- PROMPT
Which of the lines below hold "name"? Please return each one.
----------------
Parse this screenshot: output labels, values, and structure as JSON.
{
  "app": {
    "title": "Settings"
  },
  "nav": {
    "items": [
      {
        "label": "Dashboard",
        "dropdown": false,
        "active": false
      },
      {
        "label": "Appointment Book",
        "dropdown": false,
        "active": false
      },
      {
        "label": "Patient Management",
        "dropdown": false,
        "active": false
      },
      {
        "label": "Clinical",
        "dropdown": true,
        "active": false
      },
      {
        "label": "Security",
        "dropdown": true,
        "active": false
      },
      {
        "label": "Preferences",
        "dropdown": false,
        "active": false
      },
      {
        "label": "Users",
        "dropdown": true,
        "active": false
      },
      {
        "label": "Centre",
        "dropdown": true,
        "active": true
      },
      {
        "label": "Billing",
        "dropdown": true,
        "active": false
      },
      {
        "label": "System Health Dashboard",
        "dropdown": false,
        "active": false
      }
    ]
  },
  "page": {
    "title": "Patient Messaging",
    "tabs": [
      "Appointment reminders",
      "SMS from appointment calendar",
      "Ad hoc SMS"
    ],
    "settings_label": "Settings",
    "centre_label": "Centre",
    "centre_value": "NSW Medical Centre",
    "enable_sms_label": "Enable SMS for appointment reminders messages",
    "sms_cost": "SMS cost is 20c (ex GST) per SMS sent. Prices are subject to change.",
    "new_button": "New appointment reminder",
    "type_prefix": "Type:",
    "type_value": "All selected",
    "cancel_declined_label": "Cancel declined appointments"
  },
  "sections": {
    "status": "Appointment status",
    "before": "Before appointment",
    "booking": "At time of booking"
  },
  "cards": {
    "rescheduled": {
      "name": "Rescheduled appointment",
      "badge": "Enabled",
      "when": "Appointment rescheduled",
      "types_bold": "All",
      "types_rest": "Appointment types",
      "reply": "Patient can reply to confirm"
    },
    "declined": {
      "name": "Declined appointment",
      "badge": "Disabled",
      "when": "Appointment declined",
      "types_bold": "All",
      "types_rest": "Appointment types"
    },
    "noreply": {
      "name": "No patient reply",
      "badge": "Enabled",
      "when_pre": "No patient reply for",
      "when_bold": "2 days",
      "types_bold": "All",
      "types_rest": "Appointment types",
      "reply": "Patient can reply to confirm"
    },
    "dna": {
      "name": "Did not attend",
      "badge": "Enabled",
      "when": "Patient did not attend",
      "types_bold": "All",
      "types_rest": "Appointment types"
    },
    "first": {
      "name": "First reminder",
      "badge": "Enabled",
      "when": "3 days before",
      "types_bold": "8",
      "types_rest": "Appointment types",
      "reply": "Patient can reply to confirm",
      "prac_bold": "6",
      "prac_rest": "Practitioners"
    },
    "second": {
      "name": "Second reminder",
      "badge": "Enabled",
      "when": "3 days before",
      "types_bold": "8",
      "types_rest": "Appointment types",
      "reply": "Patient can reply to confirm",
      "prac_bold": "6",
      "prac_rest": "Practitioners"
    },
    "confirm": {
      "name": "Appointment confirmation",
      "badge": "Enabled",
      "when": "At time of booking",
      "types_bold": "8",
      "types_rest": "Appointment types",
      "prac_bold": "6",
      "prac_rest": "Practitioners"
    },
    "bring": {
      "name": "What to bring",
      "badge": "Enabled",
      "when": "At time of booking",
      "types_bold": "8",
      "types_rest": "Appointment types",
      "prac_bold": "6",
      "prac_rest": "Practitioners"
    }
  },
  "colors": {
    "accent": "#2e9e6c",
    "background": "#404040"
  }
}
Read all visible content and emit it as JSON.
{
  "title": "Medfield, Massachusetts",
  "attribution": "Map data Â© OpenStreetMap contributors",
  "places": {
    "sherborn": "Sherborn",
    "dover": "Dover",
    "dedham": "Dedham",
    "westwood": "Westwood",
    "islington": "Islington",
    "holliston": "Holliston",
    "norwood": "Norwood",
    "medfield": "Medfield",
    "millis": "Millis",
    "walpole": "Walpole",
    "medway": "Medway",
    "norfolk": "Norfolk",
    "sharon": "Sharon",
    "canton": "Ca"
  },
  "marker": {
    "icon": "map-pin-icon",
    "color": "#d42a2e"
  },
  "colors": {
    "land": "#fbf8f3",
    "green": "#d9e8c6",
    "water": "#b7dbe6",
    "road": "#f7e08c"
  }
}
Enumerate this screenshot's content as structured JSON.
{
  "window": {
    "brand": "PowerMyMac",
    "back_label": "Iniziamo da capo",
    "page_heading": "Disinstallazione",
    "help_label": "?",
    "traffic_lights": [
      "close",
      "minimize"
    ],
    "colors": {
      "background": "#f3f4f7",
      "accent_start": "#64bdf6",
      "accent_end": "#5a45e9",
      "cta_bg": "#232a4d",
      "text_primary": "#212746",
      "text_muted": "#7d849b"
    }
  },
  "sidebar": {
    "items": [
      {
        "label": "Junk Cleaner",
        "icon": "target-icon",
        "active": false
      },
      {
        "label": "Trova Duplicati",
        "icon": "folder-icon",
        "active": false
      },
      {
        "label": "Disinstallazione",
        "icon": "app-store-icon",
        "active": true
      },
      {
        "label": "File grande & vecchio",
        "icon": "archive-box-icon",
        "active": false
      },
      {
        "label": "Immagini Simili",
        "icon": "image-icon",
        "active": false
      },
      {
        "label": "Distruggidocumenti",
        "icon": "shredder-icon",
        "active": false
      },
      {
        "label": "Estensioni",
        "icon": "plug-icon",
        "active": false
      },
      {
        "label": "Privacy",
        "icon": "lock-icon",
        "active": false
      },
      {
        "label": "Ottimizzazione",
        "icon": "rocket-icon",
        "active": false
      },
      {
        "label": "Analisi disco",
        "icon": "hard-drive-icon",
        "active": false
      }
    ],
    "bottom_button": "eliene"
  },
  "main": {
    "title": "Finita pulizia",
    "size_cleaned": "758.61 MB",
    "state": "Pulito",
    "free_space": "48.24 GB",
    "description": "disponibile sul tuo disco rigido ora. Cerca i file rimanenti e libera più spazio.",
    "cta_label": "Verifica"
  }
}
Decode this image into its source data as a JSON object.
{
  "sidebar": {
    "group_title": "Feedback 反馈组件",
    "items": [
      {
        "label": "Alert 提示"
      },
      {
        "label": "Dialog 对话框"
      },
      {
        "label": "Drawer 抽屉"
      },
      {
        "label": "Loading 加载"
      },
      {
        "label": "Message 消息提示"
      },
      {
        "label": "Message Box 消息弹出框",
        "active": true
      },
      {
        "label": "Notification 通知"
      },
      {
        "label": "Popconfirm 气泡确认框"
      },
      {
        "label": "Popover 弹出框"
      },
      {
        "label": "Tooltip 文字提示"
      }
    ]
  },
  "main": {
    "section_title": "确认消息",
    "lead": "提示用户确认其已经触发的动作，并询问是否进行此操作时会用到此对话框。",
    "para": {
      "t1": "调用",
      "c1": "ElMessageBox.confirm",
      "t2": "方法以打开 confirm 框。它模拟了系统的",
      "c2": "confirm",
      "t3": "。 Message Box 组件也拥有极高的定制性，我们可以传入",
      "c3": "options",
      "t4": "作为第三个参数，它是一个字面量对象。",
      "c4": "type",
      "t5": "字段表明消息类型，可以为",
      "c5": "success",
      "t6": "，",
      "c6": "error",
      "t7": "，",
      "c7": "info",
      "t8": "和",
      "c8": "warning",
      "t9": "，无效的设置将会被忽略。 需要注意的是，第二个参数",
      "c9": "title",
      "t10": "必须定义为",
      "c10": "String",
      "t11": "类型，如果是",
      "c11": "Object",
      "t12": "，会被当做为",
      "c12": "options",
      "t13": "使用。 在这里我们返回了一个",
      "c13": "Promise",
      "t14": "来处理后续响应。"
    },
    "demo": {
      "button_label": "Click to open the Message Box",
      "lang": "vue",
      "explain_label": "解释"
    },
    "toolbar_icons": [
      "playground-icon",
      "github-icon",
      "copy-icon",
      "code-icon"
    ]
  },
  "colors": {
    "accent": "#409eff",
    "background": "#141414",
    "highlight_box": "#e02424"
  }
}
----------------
- EXERCISE ANSWER
      "name": "Rescheduled appointment",
      "name": "Declined appointment",
      "name": "No patient reply",
      "name": "Did not attend",
      "name": "First reminder",
      "name": "Second reminder",
      "name": "Appointment confirmation",
      "name": "What to bring",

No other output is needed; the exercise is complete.